Students journal to remember and de-stress

Taking thoughts to the paper


Eva Berezovsky

Brought to the student body’s attention by Ruby McCallum ’17’s senior speech, journaling helps relieve stress and keeps memories for generations.

The common portrayal of journals being coping mechanisms for the overly-emotional is apparent in the media and in everyday conversations. The power of journaling is often minimized, but it yields many benefits in reality.                          

“Journaling” holds a unique definition for each person.

For example, Ashlyn Kehoe ‘19 kept a journal all throughout her experience at Swiss Semester. Being away for three months with only a bulky camera to document as many memories as possible, Kehoe sought out daily journaling a way to reflect on and remember each day.

Kehoe adds, “I have a really bad memory, so I’m now able to remember all of my activities and emotions.”

Julia Hertzberg ‘18 journals several nights per week, but she admits that getting into the habit of journaling was difficult. She says, “I always tried [journaling] but could never keep going with it. I realized that I just needed a journal with smaller pages because I was overwhelmed by the large ones.”

Hertzberg adds, “I wanted somewhere to go for when I have a lot on my mind. It’s an outlet for emotions––if I’m stressed and I write about it, I become less stressed.”  

As Hertzberg notes, although journaling “can be seen as a feminine or embarrassing thing to do, it’s a good thing.” Hertzberg recognizes the importance of getting over the stigma surrounding journaling, and encourages others to do so also.

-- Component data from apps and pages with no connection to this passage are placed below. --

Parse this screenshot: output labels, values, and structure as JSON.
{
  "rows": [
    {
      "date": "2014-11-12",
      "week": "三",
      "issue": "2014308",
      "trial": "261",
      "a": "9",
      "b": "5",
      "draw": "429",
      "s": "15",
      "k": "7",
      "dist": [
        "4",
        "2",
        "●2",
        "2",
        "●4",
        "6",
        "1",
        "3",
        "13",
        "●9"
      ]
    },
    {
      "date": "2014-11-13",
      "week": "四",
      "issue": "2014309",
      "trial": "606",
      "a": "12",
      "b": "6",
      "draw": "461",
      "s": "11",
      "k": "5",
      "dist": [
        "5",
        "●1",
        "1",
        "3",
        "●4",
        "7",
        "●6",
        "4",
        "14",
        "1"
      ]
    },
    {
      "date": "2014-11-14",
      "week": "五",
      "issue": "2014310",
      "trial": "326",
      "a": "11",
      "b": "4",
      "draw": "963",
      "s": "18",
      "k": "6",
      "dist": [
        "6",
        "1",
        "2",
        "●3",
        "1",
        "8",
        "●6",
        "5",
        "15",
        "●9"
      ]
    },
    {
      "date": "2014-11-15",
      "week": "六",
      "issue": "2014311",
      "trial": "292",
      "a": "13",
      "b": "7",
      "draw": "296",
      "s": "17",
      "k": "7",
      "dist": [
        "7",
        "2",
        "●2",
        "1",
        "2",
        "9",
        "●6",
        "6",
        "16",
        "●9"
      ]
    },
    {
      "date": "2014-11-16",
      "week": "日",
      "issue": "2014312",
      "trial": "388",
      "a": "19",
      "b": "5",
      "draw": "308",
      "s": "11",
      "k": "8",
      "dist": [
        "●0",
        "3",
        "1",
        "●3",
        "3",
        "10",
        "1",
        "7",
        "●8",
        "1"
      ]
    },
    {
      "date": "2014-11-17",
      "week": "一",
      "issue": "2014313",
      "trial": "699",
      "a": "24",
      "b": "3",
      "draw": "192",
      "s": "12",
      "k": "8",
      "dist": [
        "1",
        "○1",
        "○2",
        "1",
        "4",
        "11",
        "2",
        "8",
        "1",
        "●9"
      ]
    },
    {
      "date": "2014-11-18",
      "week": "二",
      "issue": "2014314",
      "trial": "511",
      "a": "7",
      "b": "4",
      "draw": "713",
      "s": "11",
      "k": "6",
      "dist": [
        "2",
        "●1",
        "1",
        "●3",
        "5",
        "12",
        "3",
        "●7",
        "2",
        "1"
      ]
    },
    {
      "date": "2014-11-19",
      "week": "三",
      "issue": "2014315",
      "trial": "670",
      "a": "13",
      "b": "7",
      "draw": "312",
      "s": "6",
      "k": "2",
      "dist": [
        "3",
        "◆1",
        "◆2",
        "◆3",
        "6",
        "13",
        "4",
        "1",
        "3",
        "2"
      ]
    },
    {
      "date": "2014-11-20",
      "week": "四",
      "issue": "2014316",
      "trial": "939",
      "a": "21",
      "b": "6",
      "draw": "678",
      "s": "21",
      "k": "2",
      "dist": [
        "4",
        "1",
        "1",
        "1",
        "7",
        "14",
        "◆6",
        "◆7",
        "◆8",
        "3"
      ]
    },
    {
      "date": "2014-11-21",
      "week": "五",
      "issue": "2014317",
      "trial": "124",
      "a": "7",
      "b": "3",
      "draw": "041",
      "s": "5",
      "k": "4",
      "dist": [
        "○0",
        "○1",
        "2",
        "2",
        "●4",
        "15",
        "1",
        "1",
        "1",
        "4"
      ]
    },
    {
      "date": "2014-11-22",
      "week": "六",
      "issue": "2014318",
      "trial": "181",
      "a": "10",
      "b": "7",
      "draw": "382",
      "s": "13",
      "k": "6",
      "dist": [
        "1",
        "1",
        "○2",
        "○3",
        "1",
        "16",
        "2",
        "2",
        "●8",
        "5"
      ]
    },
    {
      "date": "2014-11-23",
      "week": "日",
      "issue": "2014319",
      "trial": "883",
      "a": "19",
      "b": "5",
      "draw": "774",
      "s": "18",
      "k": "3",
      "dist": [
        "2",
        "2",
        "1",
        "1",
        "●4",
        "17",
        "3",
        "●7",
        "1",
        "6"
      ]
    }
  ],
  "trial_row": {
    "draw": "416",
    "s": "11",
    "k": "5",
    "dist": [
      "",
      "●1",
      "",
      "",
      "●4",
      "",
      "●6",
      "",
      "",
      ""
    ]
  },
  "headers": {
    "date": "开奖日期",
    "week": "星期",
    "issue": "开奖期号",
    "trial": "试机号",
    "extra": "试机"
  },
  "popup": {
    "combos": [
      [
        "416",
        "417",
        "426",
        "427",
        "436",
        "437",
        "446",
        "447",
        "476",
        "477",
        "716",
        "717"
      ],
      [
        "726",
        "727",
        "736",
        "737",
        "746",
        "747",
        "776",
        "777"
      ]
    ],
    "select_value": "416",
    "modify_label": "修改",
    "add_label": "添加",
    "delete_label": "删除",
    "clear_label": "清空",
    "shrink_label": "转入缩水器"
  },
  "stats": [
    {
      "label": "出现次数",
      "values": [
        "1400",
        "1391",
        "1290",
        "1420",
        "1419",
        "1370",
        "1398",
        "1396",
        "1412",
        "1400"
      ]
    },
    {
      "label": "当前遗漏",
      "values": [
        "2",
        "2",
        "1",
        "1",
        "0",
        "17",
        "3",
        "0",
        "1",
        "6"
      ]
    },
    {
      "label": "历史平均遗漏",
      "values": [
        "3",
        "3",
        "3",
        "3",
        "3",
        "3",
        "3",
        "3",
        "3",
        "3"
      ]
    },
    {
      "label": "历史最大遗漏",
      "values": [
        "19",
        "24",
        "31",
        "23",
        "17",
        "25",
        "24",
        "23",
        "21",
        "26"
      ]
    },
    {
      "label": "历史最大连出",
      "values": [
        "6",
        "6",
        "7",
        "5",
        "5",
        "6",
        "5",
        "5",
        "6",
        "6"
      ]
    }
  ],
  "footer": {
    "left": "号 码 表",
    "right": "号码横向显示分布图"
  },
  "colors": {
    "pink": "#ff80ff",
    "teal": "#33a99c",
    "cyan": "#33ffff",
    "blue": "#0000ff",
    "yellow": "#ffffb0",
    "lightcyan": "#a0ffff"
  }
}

Journaling––whether that means writing nightly diary entries, writing letters to your future self, listing off your activities of the day, or making a photo collage––is a healthy and worthwhile way to relieve stress and document your life.